Denis Pushilin, the Donetsk republic’s envoy to the Trilateral Contact Group of senior representatives from Ukraine, Russia and European security watchdog OSCE, told Russian state television channel Rossiya-1: “There are no plans for direct contacts [with the Ukrainian side] in the near future. We are negotiating through the Contact Group so far.”
On August 26, envoys of Moscow, Kiev, the republics of Donetsk and Lugansk and the Organization for Security and Cooperation in Europe are expected to gather in Minsk for one of their regular meetings reviewing progress of the ceasefire.
Besides, preparations are underway to hold a meeting of experts from Russia, Ukraine, Germany and France, a source in the Russian Foreign Ministry told TASS on Monday.
“The issue is being examined,” the source said, adding that a date and venue for talks in the so-called Normandy format would be set in the near future.
Earlier in the day, Russian Foreign Minister Sergey Lavrov pointed to the importance of Normandy-format meetings between leaders and foreign ministry officials of the four countries to ease the conflict in Ukraine’s east.
He said Russia was ready to hold such a meeting, at first at the level of experts, “to put two documents on the table – Minsk’s Package of Measures and those amendments to the Constitution that were adopted by the Verkhovna Rada [Ukrainian parliament], and also those documents that were adopted by the Verkhovna Rada on holding local elections in Donbas and granting special status to these territories”.
The Trilateral Contact Group on February 12, 2015, signed a 13-point Complex of Measures to fulfil the September 2014 Minsk agreements.
The Complex of Measures (Minsk-2), earlier agreed in the Belarusian capital with leaders of Russia, Ukraine, Germany and France, envisaged a ceasefire between Ukrainian government forces and people’s militias starting from February 15.

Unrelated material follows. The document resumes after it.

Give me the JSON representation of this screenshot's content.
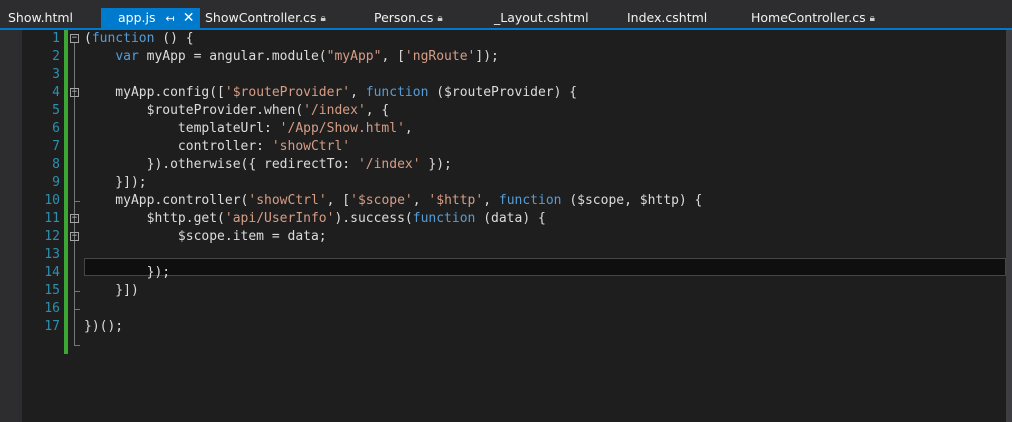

This was to be followed by withdrawal of heavy weapons from the line of military engagement by at least 15 kilometres (9 miles), prisoner release and agreement for international observers to monitor the truce.
Based on September’s stillborn Minsk peace protocol, the deal also laid out a road map for a lasting settlement in Ukraine, including local elections and constitutional reform to give the war-torn eastern regions more autonomy.
Among the terms of the February 12 deal was a commitment to intensify the work of the Contact Group. Four subgroups, tasked with addressing security, political, economic and humanitarian issues, are expected to advance work by the Contact Group in activating elements of the Minsk deal.